Task to carry out: Make an exact copy of every entry, leaving the pictures out.

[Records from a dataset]
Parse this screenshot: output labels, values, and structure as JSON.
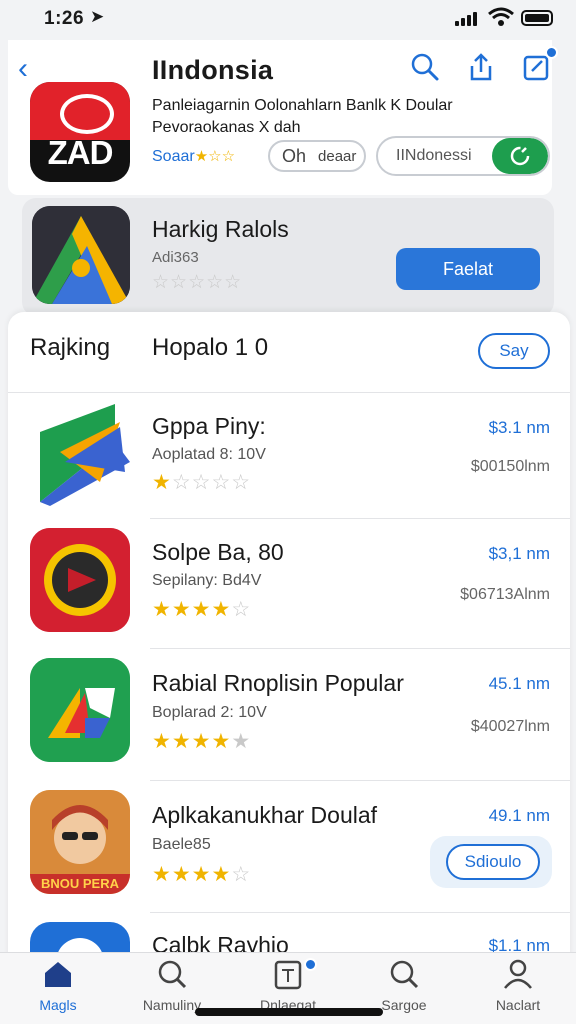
{
  "status_bar": {
    "time": "1:26",
    "location_glyph": "➤"
  },
  "header": {
    "title": "IIndonsia",
    "back_glyph": "‹",
    "featured": {
      "icon_text": "ZAD",
      "description_line1": "Panleiagarnin Oolonahlarn Banlk K Doular",
      "description_line2": "Pevoraokanas  X dah",
      "rating_label": "Soaar",
      "chip_letter": "Oh",
      "chip_text": "deaar",
      "search_value": "IINdonessi"
    }
  },
  "promoted": {
    "name": "Harkig Ralols",
    "subtitle": "Adi363",
    "stars": "☆☆☆☆☆",
    "button_label": "Faelat"
  },
  "ranking": {
    "label": "Rajking",
    "title": "Hopalo 1 0",
    "see_all": "Say",
    "items": [
      {
        "name": "Gppa Piny:",
        "subtitle": "Aoplatad 8: 10V",
        "rating": 1,
        "price": "$3.1 nm",
        "size": "$00150lnm"
      },
      {
        "name": "Solpe Ba, 80",
        "subtitle": "Sepilany: Bd4V",
        "rating": 4,
        "price": "$3,1 nm",
        "size": "$06713Alnm"
      },
      {
        "name": "Rabial Rnoplisin Popular",
        "subtitle": "Boplarad 2: 10V",
        "rating": 4,
        "price": "45.1 nm",
        "size": "$40027lnm"
      },
      {
        "name": "Aplkakanukhar Doulaf",
        "subtitle": "Baele85",
        "rating": 4,
        "price": "49.1 nm",
        "size": ""
      },
      {
        "name": "Calbk Rayhio",
        "subtitle": "",
        "rating": 0,
        "price": "$1.1 nm",
        "size": ""
      }
    ],
    "item4_button": "Sdioulo",
    "item4_icon_text": "BNOU PERA"
  },
  "tabs": [
    {
      "label": "Magls",
      "icon": "home-icon",
      "active": true
    },
    {
      "label": "Namuliny",
      "icon": "search-icon",
      "active": false
    },
    {
      "label": "Dnlaegat",
      "icon": "updates-icon",
      "active": false
    },
    {
      "label": "Sargoe",
      "icon": "search-icon",
      "active": false
    },
    {
      "label": "Naclart",
      "icon": "person-icon",
      "active": false
    }
  ],
  "colors": {
    "accent": "#1f6fd6",
    "green": "#1e9e4e",
    "star": "#f0b400"
  }
}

Task answer:
Parse this screenshot: output labels, values, and structure as JSON.
{
  "status_bar": {
    "time": "1:26",
    "location_glyph": "➤"
  },
  "header": {
    "title": "IIndonsia",
    "back_glyph": "‹",
    "featured": {
      "icon_text": "ZAD",
      "description_line1": "Panleiagarnin Oolonahlarn Banlk K Doular",
      "description_line2": "Pevoraokanas  X dah",
      "rating_label": "Soaar",
      "chip_letter": "Oh",
      "chip_text": "deaar",
      "search_value": "IINdonessi"
    }
  },
  "promoted": {
    "name": "Harkig Ralols",
    "subtitle": "Adi363",
    "stars": "☆☆☆☆☆",
    "button_label": "Faelat"
  },
  "ranking": {
    "label": "Rajking",
    "title": "Hopalo 1 0",
    "see_all": "Say",
    "items": [
      {
        "name": "Gppa Piny:",
        "subtitle": "Aoplatad 8: 10V",
        "rating": 1,
        "price": "$3.1 nm",
        "size": "$00150lnm"
      },
      {
        "name": "Solpe Ba, 80",
        "subtitle": "Sepilany: Bd4V",
        "rating": 4,
        "price": "$3,1 nm",
        "size": "$06713Alnm"
      },
      {
        "name": "Rabial Rnoplisin Popular",
        "subtitle": "Boplarad 2: 10V",
        "rating": 4,
        "price": "45.1 nm",
        "size": "$40027lnm"
      },
      {
        "name": "Aplkakanukhar Doulaf",
        "subtitle": "Baele85",
        "rating": 4,
        "price": "49.1 nm",
        "size": ""
      },
      {
        "name": "Calbk Rayhio",
        "subtitle": "",
        "rating": 0,
        "price": "$1.1 nm",
        "size": ""
      }
    ],
    "item4_button": "Sdioulo",
    "item4_icon_text": "BNOU PERA"
  },
  "tabs": [
    {
      "label": "Magls",
      "icon": "home-icon",
      "active": true
    },
    {
      "label": "Namuliny",
      "icon": "search-icon",
      "active": false
    },
    {
      "label": "Dnlaegat",
      "icon": "updates-icon",
      "active": false
    },
    {
      "label": "Sargoe",
      "icon": "search-icon",
      "active": false
    },
    {
      "label": "Naclart",
      "icon": "person-icon",
      "active": false
    }
  ],
  "colors": {
    "accent": "#1f6fd6",
    "green": "#1e9e4e",
    "star": "#f0b400"
  }
}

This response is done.